The minister delegate stressed that the African Continental Free Trade Area is helping promote inclusive development in Africa at a time when solidarity is more essential than ever.
Rabat – The COVID-19 pandemic has forced African states to prioritize continental solidarity, the minister delegate to Morocco’s Minister of Foreign Affairs Mohcine Jazouli said to the Executive Council of the African Union.
Speaking via videoconference on Tuesday during a debate about COVID-19 in Africa, Jazouli shed light on King Mohammed VI’s efforts across the continent during the pandemic.
He recalled King Mohammed VI’s directive in June to send medical aid to more than 20 African countries.
The solidarity initiative aimed to provide medical equipment to Morocco’s “brotherly African countries” and support them in their efforts to fight the COVID-19 pandemic.
The donation consisted of nearly eight million masks, 900,000 visors, 600,000 hygiene caps, 60,000 gowns, and 30,000 liters of hydroalcoholic gel, in addition to 75,000 boxes of chloroquine and 15,000 boxes of Azithromycin.
The King’s initiative enjoyed international recognition, including that of the World Health Organization (WHO), which labeled the act as a “genuine and tangible manifestation of regional solidarity.”
The Food and Agriculture Organization of the United Nations (FAO) also expressed satisfaction with Morocco’s donation.
Jazouli said the pandemic, by giving rise to a common threat, has brought continental actors closer together. African leaders should not lose this momentum, he stressed, calling for more concentration on the “common values of solidarity” in order to achieve the aspirations of “the Africa we want.”
The AfCFTA’s role in African solidarity

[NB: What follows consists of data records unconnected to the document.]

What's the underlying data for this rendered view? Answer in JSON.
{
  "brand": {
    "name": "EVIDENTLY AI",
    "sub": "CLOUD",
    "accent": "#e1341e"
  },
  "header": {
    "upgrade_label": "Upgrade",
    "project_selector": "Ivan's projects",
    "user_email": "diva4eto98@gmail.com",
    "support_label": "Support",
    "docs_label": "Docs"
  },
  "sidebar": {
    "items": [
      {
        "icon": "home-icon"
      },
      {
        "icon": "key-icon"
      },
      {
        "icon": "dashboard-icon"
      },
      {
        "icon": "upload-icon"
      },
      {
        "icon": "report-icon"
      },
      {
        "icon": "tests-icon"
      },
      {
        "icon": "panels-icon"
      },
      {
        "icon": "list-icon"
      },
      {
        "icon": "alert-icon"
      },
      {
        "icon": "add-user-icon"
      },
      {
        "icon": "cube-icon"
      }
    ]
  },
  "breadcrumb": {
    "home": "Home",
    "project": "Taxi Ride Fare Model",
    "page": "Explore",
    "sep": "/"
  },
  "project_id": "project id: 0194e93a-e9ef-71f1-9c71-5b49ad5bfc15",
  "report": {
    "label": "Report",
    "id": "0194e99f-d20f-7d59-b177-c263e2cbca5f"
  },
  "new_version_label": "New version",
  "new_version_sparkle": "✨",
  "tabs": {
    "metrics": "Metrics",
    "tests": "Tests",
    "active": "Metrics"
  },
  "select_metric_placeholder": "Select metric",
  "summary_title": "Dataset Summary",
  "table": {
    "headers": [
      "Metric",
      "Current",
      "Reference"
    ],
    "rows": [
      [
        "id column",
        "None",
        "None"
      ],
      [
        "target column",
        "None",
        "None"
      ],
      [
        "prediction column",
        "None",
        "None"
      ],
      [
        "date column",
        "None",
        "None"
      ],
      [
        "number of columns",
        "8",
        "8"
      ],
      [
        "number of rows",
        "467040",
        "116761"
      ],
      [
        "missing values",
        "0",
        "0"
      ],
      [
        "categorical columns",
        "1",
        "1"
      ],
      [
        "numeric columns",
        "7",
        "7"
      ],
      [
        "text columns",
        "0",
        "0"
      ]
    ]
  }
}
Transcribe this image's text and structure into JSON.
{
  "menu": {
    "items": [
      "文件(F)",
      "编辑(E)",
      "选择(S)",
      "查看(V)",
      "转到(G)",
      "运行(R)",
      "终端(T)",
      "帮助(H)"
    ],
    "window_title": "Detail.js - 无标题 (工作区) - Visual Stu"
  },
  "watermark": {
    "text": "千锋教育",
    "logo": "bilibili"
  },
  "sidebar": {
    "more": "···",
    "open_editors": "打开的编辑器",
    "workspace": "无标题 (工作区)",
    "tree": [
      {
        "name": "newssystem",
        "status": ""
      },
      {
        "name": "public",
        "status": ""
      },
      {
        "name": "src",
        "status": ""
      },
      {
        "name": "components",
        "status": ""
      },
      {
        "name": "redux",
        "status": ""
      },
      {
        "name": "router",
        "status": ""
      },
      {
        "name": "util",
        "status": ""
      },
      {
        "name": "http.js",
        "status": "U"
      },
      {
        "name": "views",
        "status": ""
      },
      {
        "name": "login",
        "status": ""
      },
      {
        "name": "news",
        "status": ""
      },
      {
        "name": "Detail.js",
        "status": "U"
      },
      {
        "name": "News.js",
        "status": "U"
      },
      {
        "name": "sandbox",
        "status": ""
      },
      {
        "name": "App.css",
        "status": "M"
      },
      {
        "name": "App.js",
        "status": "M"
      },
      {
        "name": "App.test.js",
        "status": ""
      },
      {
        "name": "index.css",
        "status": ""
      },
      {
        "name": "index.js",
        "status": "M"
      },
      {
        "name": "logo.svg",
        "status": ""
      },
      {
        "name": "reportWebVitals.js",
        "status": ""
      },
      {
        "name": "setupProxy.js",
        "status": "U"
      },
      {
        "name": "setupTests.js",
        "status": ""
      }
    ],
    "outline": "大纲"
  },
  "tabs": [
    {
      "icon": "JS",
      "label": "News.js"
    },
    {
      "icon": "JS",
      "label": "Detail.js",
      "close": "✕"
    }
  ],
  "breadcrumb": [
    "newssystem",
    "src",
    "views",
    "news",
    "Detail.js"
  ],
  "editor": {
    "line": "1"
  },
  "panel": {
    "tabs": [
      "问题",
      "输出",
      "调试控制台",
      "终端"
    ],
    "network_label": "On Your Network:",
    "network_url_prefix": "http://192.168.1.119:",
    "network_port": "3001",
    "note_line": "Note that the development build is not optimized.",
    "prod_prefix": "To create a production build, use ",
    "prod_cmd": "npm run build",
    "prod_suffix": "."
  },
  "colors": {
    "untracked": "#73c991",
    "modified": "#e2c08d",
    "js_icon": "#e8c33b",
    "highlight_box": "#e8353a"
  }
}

Jazouli stressed that the African Union has the important ability to act as a catalyst to strengthen intra-African solidarity.
He said, in particular, that the African Continental Free Trade Area (AfCFTA) has a “unifying” role in generating common growth and inclusive development.
Morocco welcomed the implementation of AfCFTA in 2018, and continues to encourage the boosting of internal African trade.
Last year, Morocco’s former Minister of Communication, Mustapha El Khalfi said that the entry into force of the AfCFTA agreement will contribute to the idea that “Africa’s future is the work of the continent itself and its citizens.”
On March 2, the President of Morocco’s House of Representatives, Habib El Malki, stressed that Africa must accelerate the pace of its economic integration around structured regroupings.
“We must work in a progressive way on making the African continental free trade area a tangible reality serving the people of the continent,” said El Malki during a meeting of the trade and transport committees at the Pan-African Parliament.
Amid the COVID-19 pandemic and the revival of continental solidarity, African states have a new opportunity and motivation to continue on a path of unified development.